Feb 10, 2017 at 2:09 PM | Unregistered Commentermike fowle

Mark Hodgson on Feb 10, 2017 at 8:36 AM

"Crafty?"

Crafty: clever at achieving one's aims by indirect or deceitful methods.

So, no!

He is doing what any sensible, well informed, person would do, wanting to make his countrymen (and women, and all the other varieties) safe in a dangerous world.

Feb 10, 2017 at 2:09 PM | Registered CommenterRobert Christopher
Feb 10, 2017 at 2:18 PM | Registered CommenterRobert Christopher

Trump can not be further vilified by his US opponents.

His opponents have behaved like 97% of climate scientists, with falsified scare stories. Trump can now tick them off, one lie at a time.

Feb 10, 2017 at 3:03 PM | Unregistered Commentergolf charlie

Feb 10, 2017 at 3:03 PM by golf charlie
" Trump can now tick them off, one lie at a time."

It's not only the official opposition that will be in his sights.

The Republican Party (in office) has yet to have its Reformation moment:

The House passed six Obamacare repeals when Obama was president and there was no chance of them being signed into law. Back then, Republicans were full of vim and vigor! But the moment Trump became president, the repeals came to a screeching halt.
...
This is the moment we’ve been waiting for our entire lives, but Republicans in Congress refuse to do the people’s will. Their sole, driving obsession is to see Trump fail.

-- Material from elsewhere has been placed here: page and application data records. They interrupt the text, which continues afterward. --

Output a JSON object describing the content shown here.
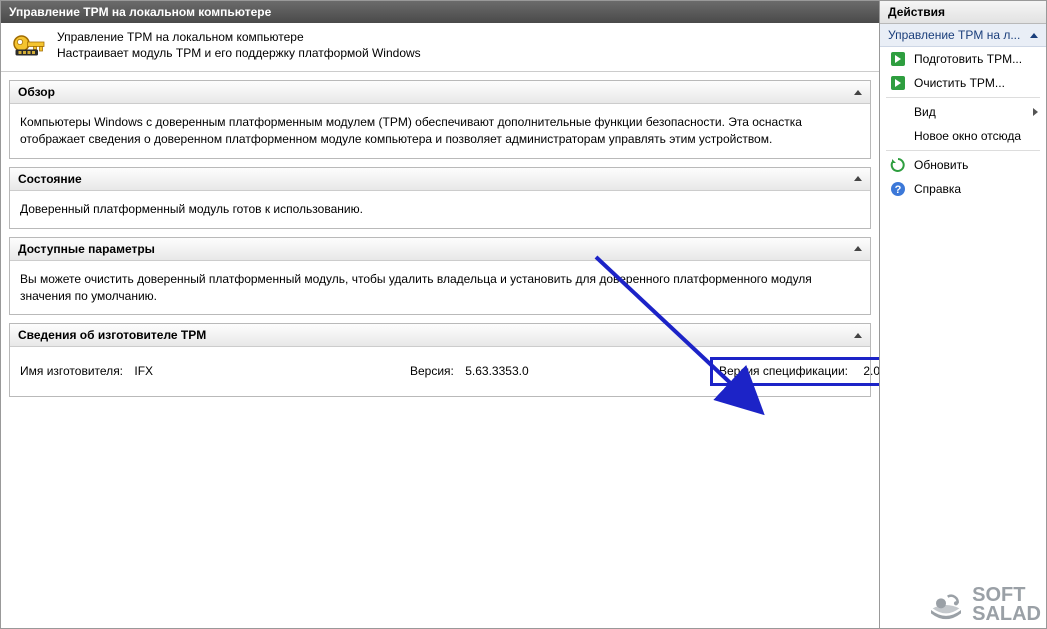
{
  "window": {
    "title": "Управление TPM на локальном компьютере"
  },
  "header": {
    "title": "Управление TPM на локальном компьютере",
    "subtitle": "Настраивает модуль TPM и его поддержку платформой Windows"
  },
  "sections": {
    "overview": {
      "title": "Обзор",
      "body": "Компьютеры Windows с доверенным платформенным модулем (TPM) обеспечивают дополнительные функции безопасности. Эта оснастка отображает сведения о доверенном платформенном модуле компьютера и позволяет администраторам управлять этим устройством."
    },
    "status": {
      "title": "Состояние",
      "body": "Доверенный платформенный модуль готов к использованию."
    },
    "available": {
      "title": "Доступные параметры",
      "body": "Вы можете очистить доверенный платформенный модуль, чтобы удалить владельца и установить для доверенного платформенного модуля значения по умолчанию."
    },
    "mfg": {
      "title": "Сведения об изготовителе TPM",
      "name_label": "Имя изготовителя:",
      "name_value": "IFX",
      "version_label": "Версия:",
      "version_value": "5.63.3353.0",
      "spec_label": "Версия спецификации:",
      "spec_value": "2.0"
    }
  },
  "actions": {
    "title": "Действия",
    "group": "Управление TPM на л...",
    "items": [
      {
        "label": "Подготовить TPM...",
        "icon": "arrow-green"
      },
      {
        "label": "Очистить TPM...",
        "icon": "arrow-green"
      },
      {
        "label": "Вид",
        "icon": "none",
        "submenu": true
      },
      {
        "label": "Новое окно отсюда",
        "icon": "none"
      },
      {
        "label": "Обновить",
        "icon": "refresh"
      },
      {
        "label": "Справка",
        "icon": "help"
      }
    ]
  },
  "watermark": {
    "line1": "SOFT",
    "line2": "SALAD"
  }
}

Breitbart: Ann Coulter: The Silence of the Lambs Congress

Feb 16, 2017 at 5:08 PM | Registered CommenterRobert Christopher